This is because gas prices are high in Australia and the gas-fired power station works only part of the time. That means capital costs are spread across a very small amount of power, pushing up the average price of the electricity.
This week the federal government announced a plan very similar to that of the South Australian government. The plan is to replace the Liddell coal-fired power station with a 1000-megawatt gas-fired power plant in the NSW Hunter Valley, backed up by renewables and the pumped hydro from Snowy 2.0. There is no reason to expect different results to South Australia. The plan will keep the lights on but it is unlikely to lower energy prices to the levels needed to bring manufacturing back to Australia.
If we were serious about getting prices down as low as possible, we would focus on the energy sources in which we have a natural advantage, and that is not gas. We face gas shortages in the years ahead.
As the Australian Competition & Consumer Commission commented earlier this year, “there is significant uncertainty about whether future supply from gas reserves and resources will be sufficient to meet overall demand on the east coast”.
And the gas we have in coal seams is expensive to extract. According to the ACCC more than 90 per cent of gas on the east coast costs more than $6 a gigajoule to extract — double the cost of gas in the US. Almost all of our coal can be mined for a cost less than $2/GJ. The government’s gas reservation policy is a good idea but it will not be able to push the price of gas below the cost of production.
Last year the federal government received an application from Delta Electricity to build a high-efficiency, low-emission coal-fired plant in the Hunter Valley. The government did not proceed with it because the view was coal would be unpopular.
Since then the pandemic has exposed our fragile supply chains and the need to focus on manufacturing.
This past decade our manufacturing sector shrank for the first time on record mainly because electricity prices have doubled in that time. Copying the policies of South Australia will not reverse that trend. Only a return to a focus on using the cheap natural resources with which we are blessed will do that.

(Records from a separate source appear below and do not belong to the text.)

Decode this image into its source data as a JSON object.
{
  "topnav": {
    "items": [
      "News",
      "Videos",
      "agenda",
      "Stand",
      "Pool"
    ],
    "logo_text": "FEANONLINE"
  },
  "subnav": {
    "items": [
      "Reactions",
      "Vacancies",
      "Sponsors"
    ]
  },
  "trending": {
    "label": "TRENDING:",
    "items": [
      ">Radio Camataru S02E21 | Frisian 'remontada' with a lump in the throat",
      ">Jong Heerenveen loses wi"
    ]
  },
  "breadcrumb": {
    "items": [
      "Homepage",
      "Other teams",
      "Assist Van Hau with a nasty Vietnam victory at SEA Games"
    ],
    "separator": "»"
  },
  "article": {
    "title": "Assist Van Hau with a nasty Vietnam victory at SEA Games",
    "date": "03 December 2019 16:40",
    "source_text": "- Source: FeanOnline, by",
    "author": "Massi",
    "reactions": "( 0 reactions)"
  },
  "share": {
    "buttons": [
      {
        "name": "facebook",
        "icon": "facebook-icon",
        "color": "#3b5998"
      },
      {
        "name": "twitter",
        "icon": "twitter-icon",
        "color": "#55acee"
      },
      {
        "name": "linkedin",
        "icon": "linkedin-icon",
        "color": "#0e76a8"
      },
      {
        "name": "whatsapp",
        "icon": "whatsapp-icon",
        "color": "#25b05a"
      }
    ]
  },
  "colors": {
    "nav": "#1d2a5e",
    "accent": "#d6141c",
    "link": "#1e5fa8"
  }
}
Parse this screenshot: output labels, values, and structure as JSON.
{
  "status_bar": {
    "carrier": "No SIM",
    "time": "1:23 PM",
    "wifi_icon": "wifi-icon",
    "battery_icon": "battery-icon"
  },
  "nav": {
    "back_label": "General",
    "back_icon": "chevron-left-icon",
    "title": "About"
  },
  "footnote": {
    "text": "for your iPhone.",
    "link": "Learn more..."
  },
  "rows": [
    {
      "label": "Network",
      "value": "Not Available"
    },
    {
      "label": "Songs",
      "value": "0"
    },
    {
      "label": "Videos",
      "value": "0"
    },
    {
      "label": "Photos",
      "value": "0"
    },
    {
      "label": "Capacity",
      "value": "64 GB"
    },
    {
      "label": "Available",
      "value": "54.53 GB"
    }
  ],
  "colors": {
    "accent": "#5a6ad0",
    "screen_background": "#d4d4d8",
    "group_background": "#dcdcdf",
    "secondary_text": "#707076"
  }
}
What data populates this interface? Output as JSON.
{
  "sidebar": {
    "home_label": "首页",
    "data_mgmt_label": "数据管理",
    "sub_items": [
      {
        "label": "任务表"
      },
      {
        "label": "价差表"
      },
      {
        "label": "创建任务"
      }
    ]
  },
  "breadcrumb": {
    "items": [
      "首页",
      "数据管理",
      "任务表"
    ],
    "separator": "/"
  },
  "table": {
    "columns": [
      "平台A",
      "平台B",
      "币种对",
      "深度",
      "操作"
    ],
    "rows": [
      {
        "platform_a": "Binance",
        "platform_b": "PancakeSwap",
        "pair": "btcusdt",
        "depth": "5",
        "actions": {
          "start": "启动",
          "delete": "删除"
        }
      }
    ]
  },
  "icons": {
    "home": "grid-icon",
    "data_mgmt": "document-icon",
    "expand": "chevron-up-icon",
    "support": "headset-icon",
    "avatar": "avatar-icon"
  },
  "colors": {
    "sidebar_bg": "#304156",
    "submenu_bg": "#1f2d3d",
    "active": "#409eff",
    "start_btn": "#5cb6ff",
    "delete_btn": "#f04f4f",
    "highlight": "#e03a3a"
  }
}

The Newcastle coal terminal is the biggest coal port in the world and it exports enough coal to power more than 50 coal-fired power stations. Why should we export this natural advantage to the world but not keep some of it here to create manufacturing jobs for Australians?